Educators Work to Improve Student Science Readiness
LEXINGTON, Ky. (Aug. 6, 2010) − More than 50 science and math educators from central Kentucky high schools and the University of Kentucky met recently to discuss science readiness for incoming UK freshmen. Many high school graduates struggle with first-year science classes at UK. The educators compared course plans, teaching methods and expectations in an effort to change that.
"I know the problem can seem too big to solve," UK Provost Kumble Subbaswamy told the group, citing class drop-out statistics that can reach 40 percent in some first-year chemistry courses. "But a dean of education once said to me that, taken as a whole, the problem may seem impossible - but if we take our piece and focus on improving that piece, that is what we can contribute."
The need to raise student success in science courses is not limited to UK. Kentucky trails other states in science and math scores and student preparation.
"You could probably build a ladder and reach the top of the ceiling with the reports that tell us we are lagging behind in the sciences," said Mike Mullen, UK's associate provost for Undergraduate Education. "We must improve our performance in the sciences."
UK is committed to this improvement through enhanced recruitment and retention efforts for science, technology, engineering and math (STEM) majors. Students in STEM disciplines have higher retention and graduation rates at UK. After graduation, they join an in-demand workforce that can help move Kentucky forward in an innovation-driven economy. This is why support for STEM students is central to UK's strategic plan and goal of becoming a Top 20 research university.

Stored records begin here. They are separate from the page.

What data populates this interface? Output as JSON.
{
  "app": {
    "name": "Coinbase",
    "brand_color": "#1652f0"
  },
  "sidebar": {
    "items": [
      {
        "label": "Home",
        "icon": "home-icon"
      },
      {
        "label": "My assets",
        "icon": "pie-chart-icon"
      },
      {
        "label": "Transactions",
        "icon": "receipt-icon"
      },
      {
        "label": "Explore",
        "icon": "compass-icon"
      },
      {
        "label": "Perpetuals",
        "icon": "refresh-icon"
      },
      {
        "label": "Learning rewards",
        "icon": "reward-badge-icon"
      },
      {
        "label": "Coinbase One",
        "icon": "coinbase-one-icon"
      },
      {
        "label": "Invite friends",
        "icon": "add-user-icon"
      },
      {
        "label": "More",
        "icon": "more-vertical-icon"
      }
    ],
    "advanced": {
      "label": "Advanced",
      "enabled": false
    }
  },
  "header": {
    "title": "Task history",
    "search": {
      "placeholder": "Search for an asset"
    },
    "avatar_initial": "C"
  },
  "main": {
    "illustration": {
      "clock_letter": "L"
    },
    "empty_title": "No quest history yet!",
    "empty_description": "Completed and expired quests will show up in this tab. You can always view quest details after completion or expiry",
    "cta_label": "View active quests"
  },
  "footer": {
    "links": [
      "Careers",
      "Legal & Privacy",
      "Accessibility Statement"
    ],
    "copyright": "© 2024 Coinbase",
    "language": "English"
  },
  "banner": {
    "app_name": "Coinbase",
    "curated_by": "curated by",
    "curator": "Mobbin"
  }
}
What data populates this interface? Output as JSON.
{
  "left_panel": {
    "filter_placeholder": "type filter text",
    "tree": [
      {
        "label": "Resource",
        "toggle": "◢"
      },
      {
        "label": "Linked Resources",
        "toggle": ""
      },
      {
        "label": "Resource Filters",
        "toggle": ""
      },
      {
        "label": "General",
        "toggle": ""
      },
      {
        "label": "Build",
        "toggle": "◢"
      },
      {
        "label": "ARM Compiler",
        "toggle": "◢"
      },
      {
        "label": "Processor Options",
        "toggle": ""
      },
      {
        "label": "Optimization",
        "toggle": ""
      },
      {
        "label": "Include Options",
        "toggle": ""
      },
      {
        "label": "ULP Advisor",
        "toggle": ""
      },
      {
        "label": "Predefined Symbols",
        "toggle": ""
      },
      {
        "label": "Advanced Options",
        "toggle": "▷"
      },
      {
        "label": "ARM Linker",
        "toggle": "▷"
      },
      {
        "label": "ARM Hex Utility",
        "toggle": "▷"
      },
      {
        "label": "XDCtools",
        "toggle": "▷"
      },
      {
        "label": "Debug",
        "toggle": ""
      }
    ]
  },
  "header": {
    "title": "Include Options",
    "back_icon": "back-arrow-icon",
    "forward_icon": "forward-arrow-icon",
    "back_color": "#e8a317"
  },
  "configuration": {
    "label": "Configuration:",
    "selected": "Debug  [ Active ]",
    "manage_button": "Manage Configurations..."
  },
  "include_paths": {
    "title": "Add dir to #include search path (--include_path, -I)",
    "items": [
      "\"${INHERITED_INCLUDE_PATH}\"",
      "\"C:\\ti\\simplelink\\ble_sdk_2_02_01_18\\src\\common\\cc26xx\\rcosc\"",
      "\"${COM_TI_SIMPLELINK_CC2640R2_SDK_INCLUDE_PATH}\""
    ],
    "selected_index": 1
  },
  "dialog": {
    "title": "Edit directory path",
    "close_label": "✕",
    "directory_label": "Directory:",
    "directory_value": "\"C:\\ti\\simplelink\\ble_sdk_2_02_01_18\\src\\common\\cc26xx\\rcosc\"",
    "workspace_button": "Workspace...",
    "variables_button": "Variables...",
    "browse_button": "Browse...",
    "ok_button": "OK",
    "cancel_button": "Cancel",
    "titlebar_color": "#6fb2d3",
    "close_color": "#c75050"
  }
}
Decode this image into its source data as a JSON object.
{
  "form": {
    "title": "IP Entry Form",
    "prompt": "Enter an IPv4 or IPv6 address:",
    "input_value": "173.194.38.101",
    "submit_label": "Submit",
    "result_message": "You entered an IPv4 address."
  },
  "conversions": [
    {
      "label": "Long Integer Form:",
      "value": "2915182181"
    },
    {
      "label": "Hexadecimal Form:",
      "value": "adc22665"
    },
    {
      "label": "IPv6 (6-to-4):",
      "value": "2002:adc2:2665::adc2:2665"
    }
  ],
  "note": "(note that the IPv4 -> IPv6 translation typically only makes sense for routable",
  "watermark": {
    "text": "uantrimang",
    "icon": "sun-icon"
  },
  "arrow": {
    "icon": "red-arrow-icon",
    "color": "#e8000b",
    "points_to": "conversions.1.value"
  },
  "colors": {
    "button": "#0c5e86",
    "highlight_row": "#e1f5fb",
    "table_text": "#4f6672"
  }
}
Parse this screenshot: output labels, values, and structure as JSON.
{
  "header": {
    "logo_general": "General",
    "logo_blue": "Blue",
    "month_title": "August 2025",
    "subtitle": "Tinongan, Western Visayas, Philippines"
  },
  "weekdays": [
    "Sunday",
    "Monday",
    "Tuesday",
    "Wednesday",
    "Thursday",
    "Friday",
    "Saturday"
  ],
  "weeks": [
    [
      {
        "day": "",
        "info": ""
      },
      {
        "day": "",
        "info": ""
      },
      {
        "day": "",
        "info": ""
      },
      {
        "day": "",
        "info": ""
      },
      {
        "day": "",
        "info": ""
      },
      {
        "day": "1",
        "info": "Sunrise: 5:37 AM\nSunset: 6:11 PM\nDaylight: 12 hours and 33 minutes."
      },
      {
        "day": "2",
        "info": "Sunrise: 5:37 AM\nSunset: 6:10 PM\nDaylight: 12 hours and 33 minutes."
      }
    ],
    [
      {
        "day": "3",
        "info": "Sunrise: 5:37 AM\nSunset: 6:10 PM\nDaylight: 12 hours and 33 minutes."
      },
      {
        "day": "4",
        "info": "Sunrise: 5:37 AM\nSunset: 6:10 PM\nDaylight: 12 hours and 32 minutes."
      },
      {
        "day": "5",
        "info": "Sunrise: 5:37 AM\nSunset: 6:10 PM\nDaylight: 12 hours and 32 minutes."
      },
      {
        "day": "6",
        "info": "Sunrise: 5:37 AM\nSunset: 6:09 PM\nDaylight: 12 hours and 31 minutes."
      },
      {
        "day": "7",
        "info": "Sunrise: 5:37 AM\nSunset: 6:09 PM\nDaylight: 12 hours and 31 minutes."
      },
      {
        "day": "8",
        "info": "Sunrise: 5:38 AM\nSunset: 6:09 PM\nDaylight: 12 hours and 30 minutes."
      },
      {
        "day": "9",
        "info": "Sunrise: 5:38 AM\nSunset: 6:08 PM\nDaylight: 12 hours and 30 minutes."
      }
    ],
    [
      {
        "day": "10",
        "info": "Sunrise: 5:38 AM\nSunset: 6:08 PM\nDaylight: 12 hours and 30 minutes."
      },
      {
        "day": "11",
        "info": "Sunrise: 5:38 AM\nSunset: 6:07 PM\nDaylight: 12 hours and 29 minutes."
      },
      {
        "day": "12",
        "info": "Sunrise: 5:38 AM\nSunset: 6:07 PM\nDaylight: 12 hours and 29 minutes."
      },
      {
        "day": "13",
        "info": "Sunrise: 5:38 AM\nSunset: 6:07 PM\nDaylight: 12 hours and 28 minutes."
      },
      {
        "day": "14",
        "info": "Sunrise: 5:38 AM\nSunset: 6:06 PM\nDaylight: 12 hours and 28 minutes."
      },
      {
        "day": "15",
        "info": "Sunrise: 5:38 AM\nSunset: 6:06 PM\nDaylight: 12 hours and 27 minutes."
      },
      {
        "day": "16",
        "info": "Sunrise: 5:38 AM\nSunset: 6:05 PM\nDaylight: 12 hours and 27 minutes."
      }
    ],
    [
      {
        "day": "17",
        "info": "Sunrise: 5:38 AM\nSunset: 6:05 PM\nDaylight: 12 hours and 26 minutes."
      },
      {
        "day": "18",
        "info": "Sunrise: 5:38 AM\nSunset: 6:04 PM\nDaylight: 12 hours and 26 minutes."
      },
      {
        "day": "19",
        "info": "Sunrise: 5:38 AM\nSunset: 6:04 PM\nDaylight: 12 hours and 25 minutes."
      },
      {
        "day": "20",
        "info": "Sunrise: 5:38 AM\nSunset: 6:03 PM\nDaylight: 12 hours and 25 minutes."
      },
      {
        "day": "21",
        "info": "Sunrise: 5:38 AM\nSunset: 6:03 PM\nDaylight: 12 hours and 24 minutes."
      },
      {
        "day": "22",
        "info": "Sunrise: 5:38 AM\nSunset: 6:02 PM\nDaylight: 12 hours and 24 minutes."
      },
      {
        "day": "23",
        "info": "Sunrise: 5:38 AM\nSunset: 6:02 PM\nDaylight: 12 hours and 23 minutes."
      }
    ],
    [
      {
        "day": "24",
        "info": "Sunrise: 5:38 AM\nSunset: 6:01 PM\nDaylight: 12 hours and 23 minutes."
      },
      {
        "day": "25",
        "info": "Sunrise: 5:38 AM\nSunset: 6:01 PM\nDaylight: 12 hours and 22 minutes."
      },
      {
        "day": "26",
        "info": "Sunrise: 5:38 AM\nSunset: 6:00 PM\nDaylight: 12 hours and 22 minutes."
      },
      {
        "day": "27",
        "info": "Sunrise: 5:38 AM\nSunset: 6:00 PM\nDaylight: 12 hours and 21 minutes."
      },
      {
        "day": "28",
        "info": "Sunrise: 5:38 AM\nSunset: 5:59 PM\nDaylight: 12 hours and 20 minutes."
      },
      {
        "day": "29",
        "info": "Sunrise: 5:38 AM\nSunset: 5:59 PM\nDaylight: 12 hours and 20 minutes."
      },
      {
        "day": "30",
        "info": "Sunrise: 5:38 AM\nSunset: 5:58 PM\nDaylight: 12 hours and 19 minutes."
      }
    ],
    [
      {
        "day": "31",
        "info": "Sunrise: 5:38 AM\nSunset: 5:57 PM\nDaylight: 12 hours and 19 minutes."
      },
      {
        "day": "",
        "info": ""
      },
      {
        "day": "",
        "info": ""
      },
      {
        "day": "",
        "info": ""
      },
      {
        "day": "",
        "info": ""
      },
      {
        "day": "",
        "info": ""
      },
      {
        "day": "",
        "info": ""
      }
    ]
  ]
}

Educators, including representatives from the Kentucky Department of Education and Fayette County Public Schools, discussed changes to math and science standards at both the state and federal levels. Teachers and faculty then broke into groups to discuss student preparation in biology, chemistry, physics and interdisciplinary sciences. Many educators brought their textbooks to compare expectations for students in high school and in their first year at UK. Stephen Testa, associate professor in UK's Department of Chemistry, led a group of educators focusing on that discipline.
"There are studies and studies that show the biggest predictor of student success in chemistry is their preparation in math," Testa told the group. "So I'm here to tell you to work on your students' math skills - and what we need is simple algebra, not advanced trigonometry."
Professor Richard Sweigard of the College of Engineering echoed Testa's advice about math preparation to high school educators in the physics group. He said that while high school students often come to the college with little or no high school physics training, they must have a good background in math to succeed.
High school teachers took away a better understanding of how to prepare their students for success in UK science courses. "We definitely want to know what you're expecting, and what you need," Bourbon County High School physics teacher Miriam Lightfoot told the UK faculty.
The group of educators plans to meet again in the future, and hopes to bring in students and UK science lab coordinators to offer input. Ultimately, they want the discussions to lead to a smoother shift for students leaving Kentucky high schools and entering UK's first-year science courses.
"For students who say, 'I'm going to get a University of Kentucky bachelor's degree,' we want to make sure they are successful in that transition," Mullen said.